The other students who presented papers include:

  • Aaron Gidding, who presented on “The Social and Political Organization of Early Bronze Age Southern Jordan: Preliminary Perspectives from Khirbat Hamra Ifdan.” The cyber-infrastructure program ArchaeoSTOR and its geo-spatial database, developed in collaboration with Tom DeFanti ‘s research group at the Qualcomm Institute, was highlighted as a research tool for identifying spatial patterning of 8 tons of pottery excavated from the site.
  • Philip Graham (University of Connecticut, Storrs) and Levy, who presented on “Agriculture in the Desert?

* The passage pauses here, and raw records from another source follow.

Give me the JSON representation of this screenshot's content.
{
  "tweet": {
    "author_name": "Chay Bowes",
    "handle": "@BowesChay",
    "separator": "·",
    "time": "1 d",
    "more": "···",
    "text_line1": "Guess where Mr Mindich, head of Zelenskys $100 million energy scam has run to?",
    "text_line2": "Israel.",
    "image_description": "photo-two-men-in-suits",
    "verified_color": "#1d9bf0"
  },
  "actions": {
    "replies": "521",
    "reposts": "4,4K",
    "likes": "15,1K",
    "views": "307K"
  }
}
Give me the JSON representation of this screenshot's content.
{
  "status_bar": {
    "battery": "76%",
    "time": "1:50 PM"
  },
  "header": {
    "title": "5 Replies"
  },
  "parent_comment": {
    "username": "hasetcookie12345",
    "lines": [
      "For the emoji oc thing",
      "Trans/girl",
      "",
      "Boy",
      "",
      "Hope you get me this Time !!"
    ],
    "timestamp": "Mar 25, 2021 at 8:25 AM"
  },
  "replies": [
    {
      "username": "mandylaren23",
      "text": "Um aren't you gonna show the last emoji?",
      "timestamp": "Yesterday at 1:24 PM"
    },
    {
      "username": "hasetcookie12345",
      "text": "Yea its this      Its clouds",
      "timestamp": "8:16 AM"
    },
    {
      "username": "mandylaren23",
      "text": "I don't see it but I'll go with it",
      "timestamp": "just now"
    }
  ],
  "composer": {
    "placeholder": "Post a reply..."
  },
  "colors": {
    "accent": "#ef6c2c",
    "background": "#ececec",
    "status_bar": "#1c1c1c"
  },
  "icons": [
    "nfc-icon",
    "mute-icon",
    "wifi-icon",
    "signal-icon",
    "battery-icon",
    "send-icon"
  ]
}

Preliminary Archaeobotanical Evidence from Chalcolithic Shiqmim, Nahal Beersheva Valley, Israel.” This research was based on data collected from Levy’s excavations in Israel in the early 1990s.
  • Matthew Vincent, who delivered a paper concerning “The 2012 Season at Khirbat al-Balu’a: Report on the Completion of the GPS Mapping Project and Continued Excavation.” One of the largest and most important sites from Biblical Moab, this is the first systematic survey of the site that will serve as the foundation for identifying its ancient social and economic organization.
  • Kathleen Bennallack, who gave an overview of the lab’s recent excavations of a unique 8th – 6th millennium BCE site titled, “Preliminary Excavation at Wadi Fidan 61: A Multi-0period Neolithic Site in Faynan, Southern Jordan.”
  • Ian W. N. Jones, who has been working on the latest period of mining and metallurgy in the Faynan copper ore resource zone and presented on "Life in a Mining Village: Insights from Domestic and Public Buildings at Middle Islamic Khirbat Nuqayb al-Asaymir, Faynan, Jordan."
  • Kyle A. Knabb, who presented a paper concerning his survey in a difficult to penetrate desert area. The paper was titled: “The Spices Must Flow: An Intensive Survey of the Buweirda Springs, an Oasis and Dunefield in the North Arabah Valley” and it focused on the role of the springs for the spice trade in late Antiquity.

The Levantine and Cyber-Archaeology Lab was also well represented in the Projects on Parade Poster session by Matthew Howland (who presented a poster titled, “DEM and Orthophoto Production through Balloon Photography and Structure from Motion”); and Matthew Vincent (“Digital Ecosystems Integrating Field Collection and Lab Management: Using web-services for the integration of disparate datasets.”

Media Contact

Tiffany Fox, 858-246-0353, tfox@ucsd.edu